Overdose Drug Addict - Overdose

The coronavirus pandemic changed many aspects of our daily routine—and exacerbated the difficulties already faced by people struggling with substance use disorders. Recently released statistics show that overdose deaths rose dramatically in 2020. Consider the following:

  • From October 2019 to October 2020, overdose deaths from drugs of all types increased by 30% across the United States. More than half the overdoses came from synthetic opiates, but there was a 46% increase in deaths from other psychostimulants such as methamphetamine and a 38% increase in deaths from cocaine.
  • Allegheny County overdose deaths increased 20% in 2020. There were 689 overdose deaths in 2020—representing an increase of 125 from 2019. The three zip codes with the most overdose deaths in the county were 15210, 15212, and 15136.
  • There were 1,214 people who died from drug overdoses in Philadelphia in 2020—with 81% of those deaths involving a fentanyl overdose. This represents the second-highest number of overdose deaths recorded in the city and is just under the 1,217 deaths recorded in 2017.

Recognizing a Potential Drug Overdose

Any suspected drug overdose is a medical emergency. The signs of a drug overdose vary depending on the specific substances that have been ingested. However, if you notice any of the following warning signs, there is a strong possibility that an overdose may have occurred:

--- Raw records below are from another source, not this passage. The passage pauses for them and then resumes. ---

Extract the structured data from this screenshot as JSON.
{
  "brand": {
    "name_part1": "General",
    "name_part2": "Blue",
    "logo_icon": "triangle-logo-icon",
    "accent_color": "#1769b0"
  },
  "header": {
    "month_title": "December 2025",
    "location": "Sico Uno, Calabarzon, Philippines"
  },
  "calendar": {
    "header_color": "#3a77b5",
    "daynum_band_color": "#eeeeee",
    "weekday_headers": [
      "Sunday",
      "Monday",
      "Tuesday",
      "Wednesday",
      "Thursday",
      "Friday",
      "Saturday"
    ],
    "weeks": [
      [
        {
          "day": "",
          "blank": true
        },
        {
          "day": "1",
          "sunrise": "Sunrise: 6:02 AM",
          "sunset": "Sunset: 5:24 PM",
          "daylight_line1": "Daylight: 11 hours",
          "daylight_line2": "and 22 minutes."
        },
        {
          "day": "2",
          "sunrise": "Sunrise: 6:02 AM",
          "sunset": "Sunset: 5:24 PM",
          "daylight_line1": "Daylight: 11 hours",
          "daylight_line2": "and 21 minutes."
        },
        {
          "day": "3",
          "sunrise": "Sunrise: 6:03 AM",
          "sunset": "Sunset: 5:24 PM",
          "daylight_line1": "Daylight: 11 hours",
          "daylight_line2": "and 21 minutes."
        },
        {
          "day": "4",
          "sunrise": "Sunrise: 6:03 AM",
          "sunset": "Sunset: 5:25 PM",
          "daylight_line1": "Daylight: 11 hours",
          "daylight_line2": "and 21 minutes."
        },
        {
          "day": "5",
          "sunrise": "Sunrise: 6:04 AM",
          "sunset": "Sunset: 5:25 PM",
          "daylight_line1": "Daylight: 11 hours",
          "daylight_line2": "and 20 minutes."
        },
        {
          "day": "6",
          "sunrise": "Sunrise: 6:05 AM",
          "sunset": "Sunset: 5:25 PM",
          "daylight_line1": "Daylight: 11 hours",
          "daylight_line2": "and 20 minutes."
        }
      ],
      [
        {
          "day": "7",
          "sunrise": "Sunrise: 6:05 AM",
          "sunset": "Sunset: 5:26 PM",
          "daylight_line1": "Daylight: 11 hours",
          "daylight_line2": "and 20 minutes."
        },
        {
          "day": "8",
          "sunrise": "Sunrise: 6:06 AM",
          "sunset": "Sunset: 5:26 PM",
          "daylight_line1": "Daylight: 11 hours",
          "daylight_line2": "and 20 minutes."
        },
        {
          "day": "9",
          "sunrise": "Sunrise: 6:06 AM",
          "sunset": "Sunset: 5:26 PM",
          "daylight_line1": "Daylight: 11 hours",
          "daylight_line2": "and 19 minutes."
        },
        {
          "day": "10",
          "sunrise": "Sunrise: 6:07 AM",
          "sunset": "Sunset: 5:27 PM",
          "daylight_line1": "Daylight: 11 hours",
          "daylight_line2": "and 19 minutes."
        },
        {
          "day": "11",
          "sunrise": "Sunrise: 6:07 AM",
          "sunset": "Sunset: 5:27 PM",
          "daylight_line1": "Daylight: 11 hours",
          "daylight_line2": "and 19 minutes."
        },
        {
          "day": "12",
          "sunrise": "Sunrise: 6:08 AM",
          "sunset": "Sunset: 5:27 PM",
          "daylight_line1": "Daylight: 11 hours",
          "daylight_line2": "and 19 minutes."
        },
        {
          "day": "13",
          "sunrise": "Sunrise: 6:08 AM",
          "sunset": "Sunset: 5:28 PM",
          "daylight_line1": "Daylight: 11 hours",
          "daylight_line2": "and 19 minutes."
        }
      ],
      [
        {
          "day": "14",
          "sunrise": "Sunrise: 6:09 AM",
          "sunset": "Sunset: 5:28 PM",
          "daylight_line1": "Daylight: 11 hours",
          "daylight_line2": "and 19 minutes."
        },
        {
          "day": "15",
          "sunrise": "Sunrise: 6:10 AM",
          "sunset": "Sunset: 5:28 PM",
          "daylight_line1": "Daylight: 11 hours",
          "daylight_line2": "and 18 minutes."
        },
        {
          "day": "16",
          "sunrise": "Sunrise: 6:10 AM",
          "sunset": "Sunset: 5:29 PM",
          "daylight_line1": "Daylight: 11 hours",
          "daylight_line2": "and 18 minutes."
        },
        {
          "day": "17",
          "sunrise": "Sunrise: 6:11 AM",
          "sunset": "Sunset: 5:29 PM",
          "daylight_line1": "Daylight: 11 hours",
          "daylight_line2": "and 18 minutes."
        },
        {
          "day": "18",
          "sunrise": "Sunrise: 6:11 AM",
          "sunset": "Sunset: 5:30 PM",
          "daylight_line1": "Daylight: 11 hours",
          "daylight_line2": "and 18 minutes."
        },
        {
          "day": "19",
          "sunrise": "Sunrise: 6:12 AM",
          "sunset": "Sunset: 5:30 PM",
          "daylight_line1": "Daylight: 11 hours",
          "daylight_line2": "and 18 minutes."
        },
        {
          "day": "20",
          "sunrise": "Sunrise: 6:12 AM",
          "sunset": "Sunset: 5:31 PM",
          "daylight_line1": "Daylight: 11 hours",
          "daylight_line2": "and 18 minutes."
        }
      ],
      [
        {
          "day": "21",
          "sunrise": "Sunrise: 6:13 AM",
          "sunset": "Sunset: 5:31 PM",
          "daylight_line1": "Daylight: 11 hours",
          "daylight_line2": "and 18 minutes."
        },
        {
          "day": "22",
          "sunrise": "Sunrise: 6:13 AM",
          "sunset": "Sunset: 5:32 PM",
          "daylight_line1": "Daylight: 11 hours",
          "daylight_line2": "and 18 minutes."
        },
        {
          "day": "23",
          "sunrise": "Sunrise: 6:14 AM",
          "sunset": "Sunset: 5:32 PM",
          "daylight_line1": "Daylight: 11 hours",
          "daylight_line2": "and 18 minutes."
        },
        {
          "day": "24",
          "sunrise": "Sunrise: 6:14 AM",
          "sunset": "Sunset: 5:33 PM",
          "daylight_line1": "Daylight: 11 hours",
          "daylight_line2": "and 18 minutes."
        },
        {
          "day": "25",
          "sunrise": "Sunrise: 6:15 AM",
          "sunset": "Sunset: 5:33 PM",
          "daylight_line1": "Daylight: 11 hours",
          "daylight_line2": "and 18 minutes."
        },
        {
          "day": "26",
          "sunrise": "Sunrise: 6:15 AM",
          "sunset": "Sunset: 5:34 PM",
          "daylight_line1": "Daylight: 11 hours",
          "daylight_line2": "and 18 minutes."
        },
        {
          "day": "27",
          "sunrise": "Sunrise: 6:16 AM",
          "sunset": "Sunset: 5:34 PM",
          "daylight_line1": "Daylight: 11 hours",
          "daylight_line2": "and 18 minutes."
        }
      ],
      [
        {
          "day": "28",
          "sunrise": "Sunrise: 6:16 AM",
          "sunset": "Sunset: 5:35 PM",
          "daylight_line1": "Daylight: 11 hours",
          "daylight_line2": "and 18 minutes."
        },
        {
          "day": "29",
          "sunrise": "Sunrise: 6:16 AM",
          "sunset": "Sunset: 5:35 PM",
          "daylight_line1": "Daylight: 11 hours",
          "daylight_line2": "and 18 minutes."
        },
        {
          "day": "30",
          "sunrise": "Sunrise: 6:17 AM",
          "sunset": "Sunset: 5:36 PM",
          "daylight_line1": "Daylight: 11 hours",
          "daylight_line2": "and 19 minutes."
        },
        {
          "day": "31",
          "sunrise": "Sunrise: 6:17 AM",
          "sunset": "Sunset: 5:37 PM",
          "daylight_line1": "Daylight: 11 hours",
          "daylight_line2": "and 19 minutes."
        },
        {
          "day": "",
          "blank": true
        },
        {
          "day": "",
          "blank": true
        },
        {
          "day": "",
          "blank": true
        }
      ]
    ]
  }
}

  • Trouble breathing
  • Drowsiness or loss of consciousness
  • Nausea and vomiting
  • Poor coordination and trouble walking
  • Enlarged pupils
  • Tremors or convulsions
  • Hallucinations or delusions
  • Agitation, aggression, or violent behavior

Whenever you think someone has overdosed, call 911 for immediate medical assistance. Provide as much information as you can about the symptoms you’ve noticed and what you think the person might have taken. Do not leave the person alone until help arrives. Try to move them onto their side to prevent choking. If there is no pulse, you may be asked to perform chest compressions.

If you have access to naloxone and an opioid overdose is suspected, this drug can temporarily reverse the effects to allow the individual time to seek the appropriate medical care. In Pennsylvania, many pharmacies offer naloxone without a prescription to encourage people with substance use disorders and their loved ones to obtain the medication as a precautionary measure. While naloxone is not a substitute for addiction treatment, there’s no doubt that it saves lives.

Encouraging Your Loved One to Seek Addiction Treatment

If your loved one is struggling with addiction, it’s vital that you continue to urge them to seek treatment. Even if they haven’t been receptive to your efforts before, don’t give up. It’s not uncommon for it to take several tries before you successfully persuade someone with a substance use disorder to recognize that they need help.

In the earlier stages of an addiction, an honest and non-judgmental discussion about the behaviors you’ve witnessed and why you’re concerned might be enough to convince your loved one to seek help. However, if your friend or family member has been abusing drugs or alcohol for quite some time, you may need to organize a formal intervention.

An intervention is a structured meeting where friends and family members get together to collectively share their concerns and present the individual with a treatment plan. If the individual with an addiction refuses to get help, they follow through with consequences such as asking the person to move out of the shared home, limiting contact with underage children, or no longer providing financial support. See our How to Plan an Intervention post for details.

We’re Here to Help

St. Joseph Institute for Addiction provides evidence-based care for men and women struggling with substance use disorders. Our Pennsylvania residential addiction treatment center provides intensive counseling and holistic support services designed to help a person build the skills they need for a lasting recovery. Review our FAQs to learn more, then contact our admissions representatives to discuss how we can help your loved one get the support they need to begin their recovery journey.

To learn more about St. Joseph Institute addiction treatment center in Pennsylvania, and our programs, please contact us at (888) 352-3297.